1963: From “Before Maine”


“He loves my boobs,” Iris says. She’s proud of them. Her hourglass figure dis- plays well in a tight white tee shirt, tucked into the small waist of her jeans, also tight.

Mine are as big as hers, but hidden behind a baggy blue tee. I do not have an hourglass figure. I slump.

We are sweating together. Summer school, Queens College. Between classes we lean against the windowsill in the hall.

She smokes Newports, I favor Marlboros. We exchange cigarettes for the hell of it. We don’t take the same classes; just strike up a conversation because there’s nothing else to do.

Iris is a few months from turning 18. She has to take the bus to class and can’t wait to get her driver’s license. I’m 21, still a newlywed. We talk about our men. What else?

My husband, Harvey, a writer, works in the PR department of a major book publisher and thinks he’ll write the Great American novel someday.

Her boyfriend, David, is a musician and wannabe filmmaker. He turned down a job as an oboist in Minneapolis. Works for a small documentary film company and selects the music. Filmed a fife and drum parade in Connecticut. His first film.

“It’s an okay little movie,” she says.

“Maybe we should get them together.” I suggest. Maybe they will make a movie together, or even write a Broadway musi- cal, David being a musician and all.

The two of them come to our Flushing apartment one night after work.

David’s not much to look at, maybe about five-six, dark hair, unruly. Not fat but not trim, confident, outgoing, the make-yourself-at-home type. Harvey, slim, is two inches taller. His curly hair falls out with every comb-full. I wonder how long it will take for him to be completely bald.

Our apartment is luxurious by newlywed standards, lavishly furnished by Harvey’s parents, who own a furniture store in Ohio. They took us to the wholesale furniture market. The only thing we bought ourselves, retail at a store in the Village, was a marble coffee table. We chose the slab and the base.

They are wowed. I can almost feel the envious energy emanating from David. He keeps it in check; hides it even. “Nice place,” he says. “I’m starving,” he says, going into the kitchen and opening the fridge. Who does that, I wonder. And yet it feels right, like he’s family. “Got any peanut butter?” he asks. I do.

There’s no talk of the two men working together. We just jabber, getting acquainted. We start to date each other. Movies. Chinese dinners. Confessions from the men being in therapy. Wow, intimacy. It’s fun. In November, David and Iris get married. We’re not invited because Iris’ parents don’t consider us family. Late in the afternoon of the wedding, David calls.

“Wanna have Chinese?”
“It’s your wedding night,” I say.
“We already did it.” They’ve been doing it for months, in David’s basement apartment, where he’s lived since college.

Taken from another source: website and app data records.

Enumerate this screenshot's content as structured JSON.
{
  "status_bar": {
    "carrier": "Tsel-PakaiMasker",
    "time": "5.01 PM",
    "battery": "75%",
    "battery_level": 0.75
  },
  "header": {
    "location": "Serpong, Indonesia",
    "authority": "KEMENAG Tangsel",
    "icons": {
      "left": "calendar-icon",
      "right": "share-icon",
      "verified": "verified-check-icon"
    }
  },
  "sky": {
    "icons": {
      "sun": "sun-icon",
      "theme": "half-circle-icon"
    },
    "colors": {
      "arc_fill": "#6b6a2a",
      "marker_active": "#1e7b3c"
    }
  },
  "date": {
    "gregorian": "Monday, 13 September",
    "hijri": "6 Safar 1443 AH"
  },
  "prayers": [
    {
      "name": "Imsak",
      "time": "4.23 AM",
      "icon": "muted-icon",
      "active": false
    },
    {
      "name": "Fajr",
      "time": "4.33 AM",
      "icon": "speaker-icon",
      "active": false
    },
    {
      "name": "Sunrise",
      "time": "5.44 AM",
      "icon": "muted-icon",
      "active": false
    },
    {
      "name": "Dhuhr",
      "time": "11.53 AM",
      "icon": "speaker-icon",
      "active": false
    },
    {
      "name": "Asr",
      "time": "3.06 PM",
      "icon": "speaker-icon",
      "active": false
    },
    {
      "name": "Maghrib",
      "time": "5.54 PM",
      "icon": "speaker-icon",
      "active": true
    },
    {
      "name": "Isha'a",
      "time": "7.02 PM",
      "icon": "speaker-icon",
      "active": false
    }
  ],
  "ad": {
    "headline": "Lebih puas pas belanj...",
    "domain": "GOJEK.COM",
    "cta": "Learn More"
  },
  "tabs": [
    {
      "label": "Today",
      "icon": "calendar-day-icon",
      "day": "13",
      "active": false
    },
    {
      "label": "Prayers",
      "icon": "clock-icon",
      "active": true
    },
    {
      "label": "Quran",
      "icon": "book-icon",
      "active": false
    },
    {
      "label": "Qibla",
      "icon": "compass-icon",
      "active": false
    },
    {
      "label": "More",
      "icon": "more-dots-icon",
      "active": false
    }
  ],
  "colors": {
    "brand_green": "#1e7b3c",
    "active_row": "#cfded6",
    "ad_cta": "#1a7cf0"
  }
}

Iris is moving in there now.

On November 23, we become inseparable. We spend the next days watching TV in our den. Kennedy’s funeral, retrospectives on his too-short life, Jackie’s poise, dignity, and self control, Lyndon’s big nose, Lady Bird’s look of sympathy for Jackie and for all of us. We eat junk food. We are devastated.

Already we’re married to each other.


Iris and I have confessed secrets to each other. She’s pregnant, because David will go after an exemption from the draft due to impending fatherhood.

Harvey and I take a vacation. California. I make the mistake of dressing up in a yellow suede suit to visit Muir Woods. It is one of my thin periods. I insist on listening to the Beatles on the radio as we drive into Marin County. He finally agrees that they are good musicians. He adds them to his repertoire of acceptable sounds: classical, Broadway, Beatles.

We await a call about the baby. Nothing. When we get home, we learn that the baby was stillborn. They are stoic. Before coming home from the hospital, David’s parents removed all the baby paraphernalia. Iris says that maybe it was for the best. Something might have been wrong with the baby.

David ends up applying for and receiving conscientious objector status. Much later I learn that he always has a way of getting his way.

Harvey is in the army reserves. He is not called up.

David and Harvey make a film about immigrant workers at a Long Island duck farm. Their first time working together.

On New Year’s Eve, Iris and I cook a turkey in my apartment on 14th Street, our first city home after leaving Queens. We both phone our mothers for instructions. We smoke some weed and walk around the snowy sidewalks. Shivering, laughing.

Blaze Ardman is a mom, grandmother, grief companion, energy medicine healer, teacher and practitioner of Japanese psychology and wealthy in friends.